What is expected :: Write the entries again exactly, with no line missing.

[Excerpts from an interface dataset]
****************

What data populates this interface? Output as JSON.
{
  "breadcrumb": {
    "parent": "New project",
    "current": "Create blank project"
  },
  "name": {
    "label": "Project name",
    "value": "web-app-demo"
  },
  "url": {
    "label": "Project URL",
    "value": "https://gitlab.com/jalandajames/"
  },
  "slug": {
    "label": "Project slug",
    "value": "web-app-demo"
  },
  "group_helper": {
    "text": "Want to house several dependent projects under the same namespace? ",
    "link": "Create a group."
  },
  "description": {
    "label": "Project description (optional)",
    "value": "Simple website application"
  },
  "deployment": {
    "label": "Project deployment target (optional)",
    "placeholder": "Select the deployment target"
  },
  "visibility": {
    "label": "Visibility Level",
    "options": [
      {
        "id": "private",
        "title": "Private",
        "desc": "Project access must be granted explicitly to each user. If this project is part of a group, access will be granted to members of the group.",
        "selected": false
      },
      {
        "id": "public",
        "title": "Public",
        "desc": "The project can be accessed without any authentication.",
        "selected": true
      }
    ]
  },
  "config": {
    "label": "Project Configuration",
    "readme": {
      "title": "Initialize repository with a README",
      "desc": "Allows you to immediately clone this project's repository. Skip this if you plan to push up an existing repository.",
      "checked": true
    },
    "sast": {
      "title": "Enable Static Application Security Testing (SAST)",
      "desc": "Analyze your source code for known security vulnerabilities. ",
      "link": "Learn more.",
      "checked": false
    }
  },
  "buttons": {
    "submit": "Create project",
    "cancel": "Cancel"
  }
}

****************

Result for this task ::
What data populates this interface? Output as JSON.
{
  "breadcrumb": {
    "parent": "New project",
    "current": "Create blank project"
  },
  "name": {
    "label": "Project name",
    "value": "web-app-demo"
  },
  "url": {
    "label": "Project URL",
    "value": "https://gitlab.com/jalandajames/"
  },
  "slug": {
    "label": "Project slug",
    "value": "web-app-demo"
  },
  "group_helper": {
    "text": "Want to house several dependent projects under the same namespace? ",
    "link": "Create a group."
  },
  "description": {
    "label": "Project description (optional)",
    "value": "Simple website application"
  },
  "deployment": {
    "label": "Project deployment target (optional)",
    "placeholder": "Select the deployment target"
  },
  "visibility": {
    "label": "Visibility Level",
    "options": [
      {
        "id": "private",
        "title": "Private",
        "desc": "Project access must be granted explicitly to each user. If this project is part of a group, access will be granted to members of the group.",
        "selected": false
      },
      {
        "id": "public",
        "title": "Public",
        "desc": "The project can be accessed without any authentication.",
        "selected": true
      }
    ]
  },
  "config": {
    "label": "Project Configuration",
    "readme": {
      "title": "Initialize repository with a README",
      "desc": "Allows you to immediately clone this project's repository. Skip this if you plan to push up an existing repository.",
      "checked": true
    },
    "sast": {
      "title": "Enable Static Application Security Testing (SAST)",
      "desc": "Analyze your source code for known security vulnerabilities. ",
      "link": "Learn more.",
      "checked": false
    }
  },
  "buttons": {
    "submit": "Create project",
    "cancel": "Cancel"
  }
}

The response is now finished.